*What needs to be done*. Repeat, without any change, the entries presented below.

*The input*.
--- START ---

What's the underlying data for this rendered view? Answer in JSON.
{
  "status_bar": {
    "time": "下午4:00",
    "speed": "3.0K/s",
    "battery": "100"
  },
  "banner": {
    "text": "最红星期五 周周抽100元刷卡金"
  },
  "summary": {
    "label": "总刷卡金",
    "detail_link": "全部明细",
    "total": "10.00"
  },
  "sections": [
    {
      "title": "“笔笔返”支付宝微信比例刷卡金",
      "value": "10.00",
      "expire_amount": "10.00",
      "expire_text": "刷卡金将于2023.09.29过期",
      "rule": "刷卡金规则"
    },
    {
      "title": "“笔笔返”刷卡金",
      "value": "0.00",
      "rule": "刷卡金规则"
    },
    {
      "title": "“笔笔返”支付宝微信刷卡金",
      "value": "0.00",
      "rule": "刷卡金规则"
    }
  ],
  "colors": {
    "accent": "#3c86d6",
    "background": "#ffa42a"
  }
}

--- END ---

*Exercise solution*.
What's the underlying data for this rendered view? Answer in JSON.
{
  "status_bar": {
    "time": "下午4:00",
    "speed": "3.0K/s",
    "battery": "100"
  },
  "banner": {
    "text": "最红星期五 周周抽100元刷卡金"
  },
  "summary": {
    "label": "总刷卡金",
    "detail_link": "全部明细",
    "total": "10.00"
  },
  "sections": [
    {
      "title": "“笔笔返”支付宝微信比例刷卡金",
      "value": "10.00",
      "expire_amount": "10.00",
      "expire_text": "刷卡金将于2023.09.29过期",
      "rule": "刷卡金规则"
    },
    {
      "title": "“笔笔返”刷卡金",
      "value": "0.00",
      "rule": "刷卡金规则"
    },
    {
      "title": "“笔笔返”支付宝微信刷卡金",
      "value": "0.00",
      "rule": "刷卡金规则"
    }
  ],
  "colors": {
    "accent": "#3c86d6",
    "background": "#ffa42a"
  }
}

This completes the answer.